The Dow Jones Industrial Average plunged nearly 170 points after falling a little more than a point in choppy trading on Wednesday.
The S&P 500 tumbled below 1,300, while the tech-heavy Nasdaq plunged to nearly 2,700, before recovering a bit. The CBOE Volatility Index, widely considered the best gauge of fear in the market, soared above 22.
All key S&P 500 sectors fell, led by energy, materials and industrials.
China reported a surprise trade deficit of $7.3 billion in February, the largest gap in seven years, and its first since March 2010, sparking fear of a global slowdown that affected oil as well as other commodity prices.
The dollar rose against a basket of currencies, which helped to send oil prices lower. U.S. light sweet crude sank to nearly $101 a barrel, while London Brent crude fell below $114. In North Africa, Libya's eastern oil cities were under siege by pro-Gaddafi forces although oil faciliites appear not to have been harmed, according to Reuters.
Concerns over the unexpected Chinese trade deficit—a fact that would allow the Chinese government to keep the value of the yuan in check—are hurting materials and energy stocks, which depend on a growing Chinese economy, said Marc Pado, U.S. market strategist and technical analyst at Cantor Fitzgerald.
The news comes as technology stocks are already under pressure in the wake of Wells Fargo's downgrade of the semiconductor sector earlier this week, and Texas Instruments announcement that it's narrowing the range of its earnings guidance, Pado said.
On top of that, banks are feeling some pressure from sovereign debt issues in Europe, he said. Overnight, Moody’s, downgraded Spain's rating to 'Aa2' with a negative outlook.
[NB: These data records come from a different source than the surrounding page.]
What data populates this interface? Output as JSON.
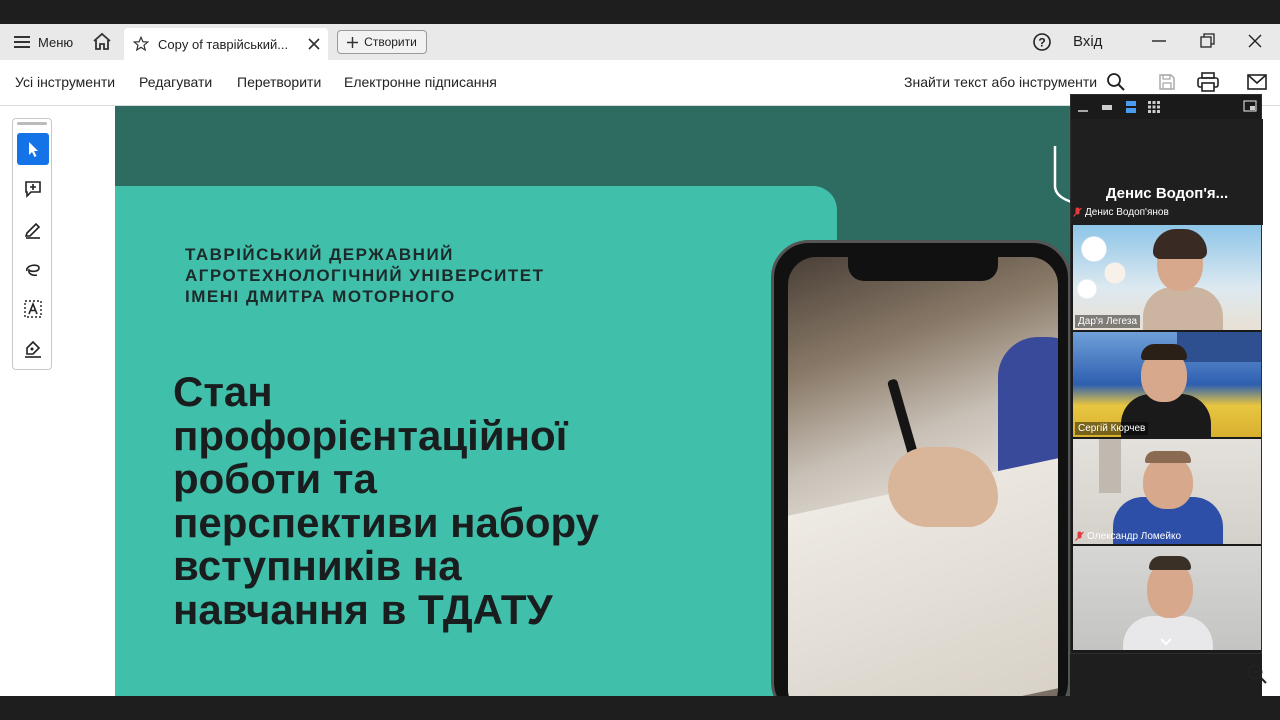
{
  "tabbar": {
    "menu_label": "Меню",
    "tab_title": "Copy of таврійський...",
    "create_label": "Створити",
    "signin_label": "Вхід"
  },
  "toolbar": {
    "all_tools": "Усі інструменти",
    "edit": "Редагувати",
    "convert": "Перетворити",
    "esign": "Електронне підписання",
    "find": "Знайти текст або інструменти"
  },
  "slide": {
    "university_lines": [
      "ТАВРІЙСЬКИЙ ДЕРЖАВНИЙ",
      "АГРОТЕХНОЛОГІЧНИЙ УНІВЕРСИТЕТ",
      "ІМЕНІ ДМИТРА МОТОРНОГО"
    ],
    "title_lines": [
      "Стан",
      "профорієнтаційної",
      "роботи та",
      "перспективи набору",
      "вступників на",
      "навчання в ТДАТУ"
    ]
  },
  "video": {
    "active_speaker": "Денис Водоп'я...",
    "participants": [
      {
        "name": "Денис Водоп'янов",
        "muted": true
      },
      {
        "name": "Дар'я Легеза",
        "muted": false
      },
      {
        "name": "Сергій Кюрчев",
        "muted": false
      },
      {
        "name": "Олександр Ломейко",
        "muted": true
      },
      {
        "name": "",
        "muted": false
      }
    ]
  },
  "colors": {
    "slide_dark": "#2e6b61",
    "slide_teal": "#40bfab",
    "accent_blue": "#1473e6",
    "mute_red": "#e03c3c"
  }
}
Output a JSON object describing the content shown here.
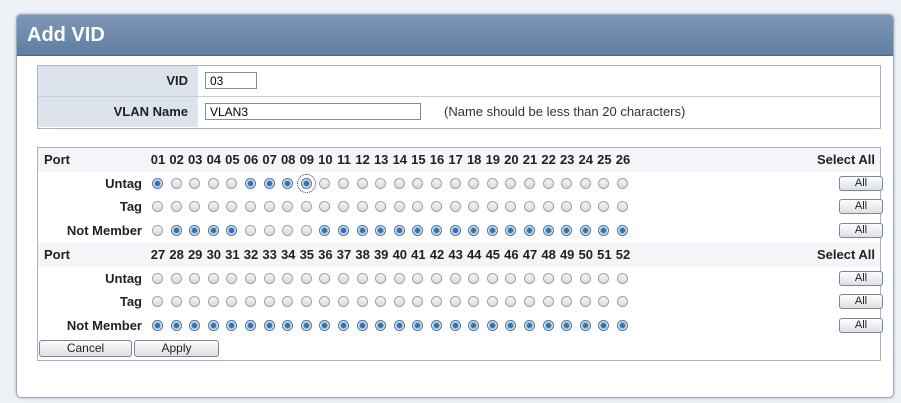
{
  "panel": {
    "title": "Add VID"
  },
  "vid": {
    "label": "VID",
    "value": "03"
  },
  "vlan_name": {
    "label": "VLAN Name",
    "value": "VLAN3",
    "note": "(Name should be less than 20 characters)"
  },
  "grid": {
    "port_label": "Port",
    "select_all_label": "Select All",
    "all_button_label": "All",
    "row_labels": [
      "Untag",
      "Tag",
      "Not Member"
    ],
    "blocks": [
      {
        "ports": [
          "01",
          "02",
          "03",
          "04",
          "05",
          "06",
          "07",
          "08",
          "09",
          "10",
          "11",
          "12",
          "13",
          "14",
          "15",
          "16",
          "17",
          "18",
          "19",
          "20",
          "21",
          "22",
          "23",
          "24",
          "25",
          "26"
        ],
        "selection": [
          "Untag",
          "Not Member",
          "Not Member",
          "Not Member",
          "Not Member",
          "Untag",
          "Untag",
          "Untag",
          "Untag",
          "Not Member",
          "Not Member",
          "Not Member",
          "Not Member",
          "Not Member",
          "Not Member",
          "Not Member",
          "Not Member",
          "Not Member",
          "Not Member",
          "Not Member",
          "Not Member",
          "Not Member",
          "Not Member",
          "Not Member",
          "Not Member",
          "Not Member"
        ],
        "focused_port": "09"
      },
      {
        "ports": [
          "27",
          "28",
          "29",
          "30",
          "31",
          "32",
          "33",
          "34",
          "35",
          "36",
          "37",
          "38",
          "39",
          "40",
          "41",
          "42",
          "43",
          "44",
          "45",
          "46",
          "47",
          "48",
          "49",
          "50",
          "51",
          "52"
        ],
        "selection": [
          "Not Member",
          "Not Member",
          "Not Member",
          "Not Member",
          "Not Member",
          "Not Member",
          "Not Member",
          "Not Member",
          "Not Member",
          "Not Member",
          "Not Member",
          "Not Member",
          "Not Member",
          "Not Member",
          "Not Member",
          "Not Member",
          "Not Member",
          "Not Member",
          "Not Member",
          "Not Member",
          "Not Member",
          "Not Member",
          "Not Member",
          "Not Member",
          "Not Member",
          "Not Member"
        ],
        "focused_port": ""
      }
    ]
  },
  "actions": {
    "cancel": "Cancel",
    "apply": "Apply"
  }
}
Yields for Spanish debt rose following the downgrade.
"A combination of factors are individually hitting the top-performing groups," Pado said. "When you get scared like that, where you don't have leadership, you see a flight to safety...that flight to safety move is a negative for the market."
A surprising gain in jobless claims and a widening of the U.S. trade deficit, didn't help, Pado added.
Wells Fargo fell despite news on Thursday that it planned to issue a dividend with a 30 percent dividend payout ratio, and that it would buyback shares.
And HCA Holdings rose after it began trading on the New York Stock Exchange. The for-profit hospital chain and its shareholders sold 126.2 million shares in an initial public offering, priced Wednesday evening, that was oversubscribed and fetched $30 a share. The $3.5 billion deal was the largest for a U.S. company taken private by private equity firms.
Prices of U.S. Treasury securities rose as stocks fell. The yield on the benchmark ten-year notes fell to 3.44 percent, down from 3.47 percent. The flight to safety comes on the heels of Pimco's Total Return Fund's decision to dump its U.S. government holdings. Bill Gross, Pimco's co-chief investment officer, has expressed concern over Treasurys because of U.S. government spending and deficits.
At 1 p.m., the U.S. Treasury will auction $13 billion of reopened 30-year bonds.
In economic news, jobless claims for the week ended March 5 rose 26,000 to a seasonally adjusted 397,000, according to the Labor Department. Claims had fallen to a 2 1/2-year low the week before. Economists surveyed by Reuters had expected claims to rise to 378,000 from a slightly upwardly revised 371,000 the week before.
The U.S. trade deficit widened by $6 billion to $46.3 billion, led by imports of oil, capital goods and cars. The gap was far more than the $41.5 billion expected by analysts, according to Reuters.
The Bank of England held its interest-rate steady at 0.5 percent, as expected, to avoid derailing the economic recovery.